And then I got some pretty great news. Yes, this is the good part! He said the procedure went well and my colon and the first part of my small intestine that they went into look great. In fact, they look pretty much like “normal intestines.” He thinks this is largely a result of the Remicade doing its job, so he gave the go-ahead to push my treatments up to every six weeks instead of every eight. And he’s hoping that this, combined with the iron supplement and multivitamin, will help get my energy and strength back up.

Last week I also got my biopsy results and—drum roll—those were normal as well! And I don’t need another colonoscopy for three years. I really couldn’t have asked for better results or a more favorable outcome. My GI said I’m basically in a state of remission right now and that we just need to do some tweaking to fix the fatigue. I know people define remission in different ways and that some don’t believe you’re truly in “remission” if you’re medically maintained, but I’ll take it.

After the procedure I was starving so my parents and I went out to Shake Shack (first time I ever had it, and let me tell you, that was one delicious cheeseburger).

The odd thing was it took me about a week to get back to normal. Maybe it was the prep that messed with my system a little, but whatever it was I had the constant urge to use the bathroom all week. That, some abdominal discomfort and a pretty sore behind. Nothing so bad that I had to call the doctor (they checked up on me the next morning), but enough to be an annoyance. Yet one I’d gladly welcome for the kind of results I received.

So that’s where I stand. Thank you to everyone who followed along with me and commented or messaged to wish me luck—looks like it helped! :)

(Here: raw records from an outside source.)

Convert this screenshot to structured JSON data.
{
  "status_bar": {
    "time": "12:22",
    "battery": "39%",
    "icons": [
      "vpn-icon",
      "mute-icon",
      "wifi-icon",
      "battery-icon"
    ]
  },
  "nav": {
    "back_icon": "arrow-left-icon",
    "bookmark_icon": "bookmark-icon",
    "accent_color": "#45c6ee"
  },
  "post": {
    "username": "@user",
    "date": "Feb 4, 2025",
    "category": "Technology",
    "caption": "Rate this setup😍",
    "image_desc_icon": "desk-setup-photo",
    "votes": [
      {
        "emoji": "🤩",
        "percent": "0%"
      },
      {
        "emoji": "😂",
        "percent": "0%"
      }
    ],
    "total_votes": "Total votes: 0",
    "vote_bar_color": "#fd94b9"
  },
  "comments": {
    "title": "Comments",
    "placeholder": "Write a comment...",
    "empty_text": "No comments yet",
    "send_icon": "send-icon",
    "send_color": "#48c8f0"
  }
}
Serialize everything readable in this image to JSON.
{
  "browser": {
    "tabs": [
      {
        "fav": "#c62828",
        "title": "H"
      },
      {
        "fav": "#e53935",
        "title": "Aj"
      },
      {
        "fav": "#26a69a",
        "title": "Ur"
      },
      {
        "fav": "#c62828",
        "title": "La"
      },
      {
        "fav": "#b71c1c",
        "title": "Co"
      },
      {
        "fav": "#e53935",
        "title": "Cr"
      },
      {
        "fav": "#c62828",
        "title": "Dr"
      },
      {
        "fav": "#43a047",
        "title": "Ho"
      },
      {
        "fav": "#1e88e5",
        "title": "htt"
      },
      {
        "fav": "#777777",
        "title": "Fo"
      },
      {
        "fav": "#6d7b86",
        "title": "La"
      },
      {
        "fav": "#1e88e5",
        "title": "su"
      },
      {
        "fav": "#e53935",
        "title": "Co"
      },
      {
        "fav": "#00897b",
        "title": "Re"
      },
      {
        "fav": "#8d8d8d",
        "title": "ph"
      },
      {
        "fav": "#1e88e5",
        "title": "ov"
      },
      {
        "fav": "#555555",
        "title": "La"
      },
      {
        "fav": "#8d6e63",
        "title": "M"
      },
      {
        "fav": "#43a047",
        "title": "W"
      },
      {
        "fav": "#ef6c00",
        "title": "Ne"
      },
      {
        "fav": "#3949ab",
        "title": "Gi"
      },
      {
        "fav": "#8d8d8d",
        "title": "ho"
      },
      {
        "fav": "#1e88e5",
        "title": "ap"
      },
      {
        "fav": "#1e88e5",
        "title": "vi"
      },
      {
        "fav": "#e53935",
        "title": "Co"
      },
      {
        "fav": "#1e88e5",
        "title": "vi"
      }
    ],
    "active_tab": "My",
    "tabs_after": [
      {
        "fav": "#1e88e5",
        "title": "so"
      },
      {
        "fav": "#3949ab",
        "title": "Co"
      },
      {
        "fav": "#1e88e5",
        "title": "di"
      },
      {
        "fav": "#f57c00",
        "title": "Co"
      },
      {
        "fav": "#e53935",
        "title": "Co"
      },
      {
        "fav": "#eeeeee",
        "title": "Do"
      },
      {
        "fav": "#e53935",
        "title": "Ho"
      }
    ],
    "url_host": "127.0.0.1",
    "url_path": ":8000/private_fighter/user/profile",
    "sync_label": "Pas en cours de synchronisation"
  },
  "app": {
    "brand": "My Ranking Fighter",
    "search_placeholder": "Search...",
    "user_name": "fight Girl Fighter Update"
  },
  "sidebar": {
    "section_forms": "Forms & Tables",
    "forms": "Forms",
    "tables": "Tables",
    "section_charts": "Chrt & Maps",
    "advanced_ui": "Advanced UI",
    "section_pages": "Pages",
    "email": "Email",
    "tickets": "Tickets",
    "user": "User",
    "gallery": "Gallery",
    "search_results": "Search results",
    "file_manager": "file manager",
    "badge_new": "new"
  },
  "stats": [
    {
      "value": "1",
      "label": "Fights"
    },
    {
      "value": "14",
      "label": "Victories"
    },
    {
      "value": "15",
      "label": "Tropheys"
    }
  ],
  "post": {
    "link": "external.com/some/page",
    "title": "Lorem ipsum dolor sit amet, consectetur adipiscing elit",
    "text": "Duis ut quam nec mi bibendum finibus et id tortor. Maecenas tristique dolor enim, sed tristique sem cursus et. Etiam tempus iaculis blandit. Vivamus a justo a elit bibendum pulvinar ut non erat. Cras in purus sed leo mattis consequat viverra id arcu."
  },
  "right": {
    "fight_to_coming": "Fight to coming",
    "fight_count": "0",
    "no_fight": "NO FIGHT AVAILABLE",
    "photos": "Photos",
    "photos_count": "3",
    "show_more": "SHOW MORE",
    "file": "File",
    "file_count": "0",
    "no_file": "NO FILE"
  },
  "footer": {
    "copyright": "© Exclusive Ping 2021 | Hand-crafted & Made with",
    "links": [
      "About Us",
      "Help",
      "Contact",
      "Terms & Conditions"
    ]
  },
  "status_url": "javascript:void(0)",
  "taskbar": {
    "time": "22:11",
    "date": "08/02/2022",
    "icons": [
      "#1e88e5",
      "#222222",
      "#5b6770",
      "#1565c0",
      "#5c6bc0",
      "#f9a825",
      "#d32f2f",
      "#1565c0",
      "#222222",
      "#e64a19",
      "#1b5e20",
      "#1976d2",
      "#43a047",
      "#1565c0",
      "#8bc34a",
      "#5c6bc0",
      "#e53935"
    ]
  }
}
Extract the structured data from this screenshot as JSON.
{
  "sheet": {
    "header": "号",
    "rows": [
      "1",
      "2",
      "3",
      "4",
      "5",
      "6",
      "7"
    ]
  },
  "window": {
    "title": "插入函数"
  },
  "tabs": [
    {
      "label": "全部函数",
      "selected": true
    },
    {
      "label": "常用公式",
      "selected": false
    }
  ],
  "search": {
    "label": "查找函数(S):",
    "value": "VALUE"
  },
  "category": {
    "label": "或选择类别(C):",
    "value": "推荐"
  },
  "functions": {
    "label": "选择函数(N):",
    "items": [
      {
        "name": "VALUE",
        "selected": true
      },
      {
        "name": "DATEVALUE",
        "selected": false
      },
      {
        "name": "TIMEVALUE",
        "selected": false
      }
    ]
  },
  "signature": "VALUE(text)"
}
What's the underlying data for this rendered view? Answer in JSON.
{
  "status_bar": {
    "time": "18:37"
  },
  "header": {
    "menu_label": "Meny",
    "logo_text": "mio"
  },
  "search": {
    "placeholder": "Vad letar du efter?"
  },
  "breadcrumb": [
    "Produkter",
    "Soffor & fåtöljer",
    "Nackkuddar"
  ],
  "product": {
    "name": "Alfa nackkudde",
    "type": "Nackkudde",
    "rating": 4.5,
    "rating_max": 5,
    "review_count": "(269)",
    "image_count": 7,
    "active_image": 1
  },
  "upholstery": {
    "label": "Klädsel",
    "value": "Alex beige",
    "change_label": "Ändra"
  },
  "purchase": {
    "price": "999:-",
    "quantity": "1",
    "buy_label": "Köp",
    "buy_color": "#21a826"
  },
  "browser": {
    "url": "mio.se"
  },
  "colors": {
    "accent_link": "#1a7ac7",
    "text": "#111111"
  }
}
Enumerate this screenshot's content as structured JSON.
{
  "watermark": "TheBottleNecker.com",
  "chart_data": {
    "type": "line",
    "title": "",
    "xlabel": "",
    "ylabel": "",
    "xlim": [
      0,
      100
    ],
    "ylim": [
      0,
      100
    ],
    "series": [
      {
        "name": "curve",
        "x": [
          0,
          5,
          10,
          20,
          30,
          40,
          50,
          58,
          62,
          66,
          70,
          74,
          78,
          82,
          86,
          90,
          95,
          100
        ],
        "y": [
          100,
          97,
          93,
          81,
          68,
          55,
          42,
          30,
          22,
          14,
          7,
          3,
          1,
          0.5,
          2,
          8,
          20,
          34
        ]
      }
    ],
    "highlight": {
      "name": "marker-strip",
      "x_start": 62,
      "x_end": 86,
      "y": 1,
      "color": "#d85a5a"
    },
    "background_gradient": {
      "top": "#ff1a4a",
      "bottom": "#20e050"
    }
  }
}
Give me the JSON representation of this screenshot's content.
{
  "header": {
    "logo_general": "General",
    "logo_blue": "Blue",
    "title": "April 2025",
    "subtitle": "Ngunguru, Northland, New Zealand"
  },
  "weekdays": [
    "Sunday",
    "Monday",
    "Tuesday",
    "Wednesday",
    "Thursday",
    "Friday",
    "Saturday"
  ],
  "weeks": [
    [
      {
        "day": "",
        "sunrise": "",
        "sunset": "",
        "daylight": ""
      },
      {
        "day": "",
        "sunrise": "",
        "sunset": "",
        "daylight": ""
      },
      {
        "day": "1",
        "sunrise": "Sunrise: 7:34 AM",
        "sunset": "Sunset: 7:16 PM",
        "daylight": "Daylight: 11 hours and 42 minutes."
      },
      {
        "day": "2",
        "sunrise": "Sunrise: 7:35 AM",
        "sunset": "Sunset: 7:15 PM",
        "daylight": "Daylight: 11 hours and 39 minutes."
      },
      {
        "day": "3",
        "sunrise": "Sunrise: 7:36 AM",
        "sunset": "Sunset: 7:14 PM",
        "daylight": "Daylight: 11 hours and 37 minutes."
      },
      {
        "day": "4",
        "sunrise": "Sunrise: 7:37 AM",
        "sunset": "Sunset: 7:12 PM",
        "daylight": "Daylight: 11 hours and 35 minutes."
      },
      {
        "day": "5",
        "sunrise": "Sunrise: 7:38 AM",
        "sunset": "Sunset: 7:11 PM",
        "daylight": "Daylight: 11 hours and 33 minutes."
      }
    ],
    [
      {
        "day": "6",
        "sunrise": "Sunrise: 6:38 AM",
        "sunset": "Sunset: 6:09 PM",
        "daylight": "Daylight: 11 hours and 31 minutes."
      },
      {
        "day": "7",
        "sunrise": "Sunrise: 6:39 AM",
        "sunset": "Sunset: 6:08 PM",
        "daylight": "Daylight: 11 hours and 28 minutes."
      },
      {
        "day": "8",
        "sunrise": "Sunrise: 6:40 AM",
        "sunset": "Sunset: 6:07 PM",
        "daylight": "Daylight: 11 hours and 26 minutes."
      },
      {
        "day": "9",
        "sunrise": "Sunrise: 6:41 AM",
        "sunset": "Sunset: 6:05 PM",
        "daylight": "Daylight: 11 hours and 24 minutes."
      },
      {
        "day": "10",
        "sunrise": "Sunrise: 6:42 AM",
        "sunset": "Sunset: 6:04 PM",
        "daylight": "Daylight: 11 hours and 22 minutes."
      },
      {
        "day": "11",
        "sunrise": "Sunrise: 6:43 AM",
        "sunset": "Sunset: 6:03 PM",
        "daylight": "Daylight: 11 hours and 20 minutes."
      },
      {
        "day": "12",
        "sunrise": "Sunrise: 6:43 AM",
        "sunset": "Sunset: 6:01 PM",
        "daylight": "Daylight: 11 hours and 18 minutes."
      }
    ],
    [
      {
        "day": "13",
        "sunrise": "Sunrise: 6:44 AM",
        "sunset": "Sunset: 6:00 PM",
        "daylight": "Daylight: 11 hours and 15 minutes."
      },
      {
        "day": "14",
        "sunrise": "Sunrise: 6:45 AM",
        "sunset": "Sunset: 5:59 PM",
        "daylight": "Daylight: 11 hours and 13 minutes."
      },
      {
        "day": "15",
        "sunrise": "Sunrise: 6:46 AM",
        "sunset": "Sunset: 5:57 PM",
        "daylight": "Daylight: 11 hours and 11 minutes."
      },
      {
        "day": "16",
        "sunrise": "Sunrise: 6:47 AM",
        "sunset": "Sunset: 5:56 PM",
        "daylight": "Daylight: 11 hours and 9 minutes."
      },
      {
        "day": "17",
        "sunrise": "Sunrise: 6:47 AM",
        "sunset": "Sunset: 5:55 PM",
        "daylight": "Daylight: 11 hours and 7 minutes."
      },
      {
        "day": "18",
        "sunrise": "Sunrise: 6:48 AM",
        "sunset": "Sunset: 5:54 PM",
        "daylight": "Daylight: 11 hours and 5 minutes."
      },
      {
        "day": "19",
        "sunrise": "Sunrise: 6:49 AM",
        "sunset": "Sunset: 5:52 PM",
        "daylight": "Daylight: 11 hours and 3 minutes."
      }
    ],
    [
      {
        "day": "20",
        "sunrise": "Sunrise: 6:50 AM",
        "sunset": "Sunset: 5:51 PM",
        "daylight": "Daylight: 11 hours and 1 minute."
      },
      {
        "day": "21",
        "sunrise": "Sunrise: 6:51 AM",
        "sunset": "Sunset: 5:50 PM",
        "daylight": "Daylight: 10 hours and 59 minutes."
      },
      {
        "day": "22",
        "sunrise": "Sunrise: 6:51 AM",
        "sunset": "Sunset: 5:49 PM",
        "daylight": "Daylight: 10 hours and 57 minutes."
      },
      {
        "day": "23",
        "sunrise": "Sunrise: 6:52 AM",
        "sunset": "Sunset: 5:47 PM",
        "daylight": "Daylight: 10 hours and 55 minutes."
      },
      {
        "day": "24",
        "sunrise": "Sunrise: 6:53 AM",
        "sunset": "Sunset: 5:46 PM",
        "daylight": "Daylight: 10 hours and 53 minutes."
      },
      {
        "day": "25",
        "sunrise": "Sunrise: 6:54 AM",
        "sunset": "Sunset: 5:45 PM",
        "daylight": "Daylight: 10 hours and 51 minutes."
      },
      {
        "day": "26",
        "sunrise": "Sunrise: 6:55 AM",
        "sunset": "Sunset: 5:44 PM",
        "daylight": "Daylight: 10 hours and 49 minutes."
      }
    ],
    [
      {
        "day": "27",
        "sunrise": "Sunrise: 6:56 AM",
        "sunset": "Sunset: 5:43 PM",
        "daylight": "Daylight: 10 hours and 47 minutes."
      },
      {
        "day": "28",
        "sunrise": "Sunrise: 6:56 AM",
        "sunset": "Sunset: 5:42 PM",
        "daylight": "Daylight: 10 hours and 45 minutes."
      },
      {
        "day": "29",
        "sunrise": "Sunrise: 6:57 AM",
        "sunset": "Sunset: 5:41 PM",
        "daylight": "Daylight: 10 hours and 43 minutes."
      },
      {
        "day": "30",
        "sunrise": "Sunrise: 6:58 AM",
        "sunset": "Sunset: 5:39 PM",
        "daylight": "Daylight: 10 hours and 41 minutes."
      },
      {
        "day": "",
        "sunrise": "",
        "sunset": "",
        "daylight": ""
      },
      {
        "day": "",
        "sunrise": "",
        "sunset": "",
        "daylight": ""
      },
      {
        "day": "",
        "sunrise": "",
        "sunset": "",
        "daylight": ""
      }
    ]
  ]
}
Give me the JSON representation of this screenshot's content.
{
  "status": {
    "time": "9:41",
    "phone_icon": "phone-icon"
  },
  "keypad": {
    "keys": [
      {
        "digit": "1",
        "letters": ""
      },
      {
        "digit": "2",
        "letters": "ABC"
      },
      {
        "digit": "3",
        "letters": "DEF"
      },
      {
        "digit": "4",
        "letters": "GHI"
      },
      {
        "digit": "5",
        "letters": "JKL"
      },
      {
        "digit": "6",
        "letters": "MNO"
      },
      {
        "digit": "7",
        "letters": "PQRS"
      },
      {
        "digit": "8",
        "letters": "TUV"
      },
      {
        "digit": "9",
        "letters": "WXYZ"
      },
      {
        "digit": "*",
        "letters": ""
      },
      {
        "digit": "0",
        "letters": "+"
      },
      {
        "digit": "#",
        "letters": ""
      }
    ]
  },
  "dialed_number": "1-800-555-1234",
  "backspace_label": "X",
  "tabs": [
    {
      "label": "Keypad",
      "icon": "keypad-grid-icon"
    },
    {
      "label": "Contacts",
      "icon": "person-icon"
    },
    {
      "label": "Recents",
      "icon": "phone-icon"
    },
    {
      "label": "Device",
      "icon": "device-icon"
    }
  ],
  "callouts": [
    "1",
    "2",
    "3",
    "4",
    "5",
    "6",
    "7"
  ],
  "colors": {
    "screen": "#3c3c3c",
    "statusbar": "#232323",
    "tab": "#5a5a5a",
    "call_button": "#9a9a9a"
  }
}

Just had my first infusion at six weeks today (sticking to 5 mg/kg right now) and I’m pretty exhausted. It was so nice not having to wait another two weeks. But of course there was an error in my records and my old GI’s name was still on my paperwork and medical bracelet. So it was just weird having to get that changed—literally having one bracelet pulled off and another put on. Kind of symbolic of a new beginning and treatment plan. Unfortunately my nurse was sick and left early, so I had someone else and got poked twice (not horrible, but for me one wrong stick is enough to nauseate me). But, again, a small price to pay for great news.

I’m excited to begin a new year with a new doctor, generally in remission and as a bridesmaid for my best Crohnie friend. :) Crossing my fingers that 2014 brings full-time employment and sends the same good news your way!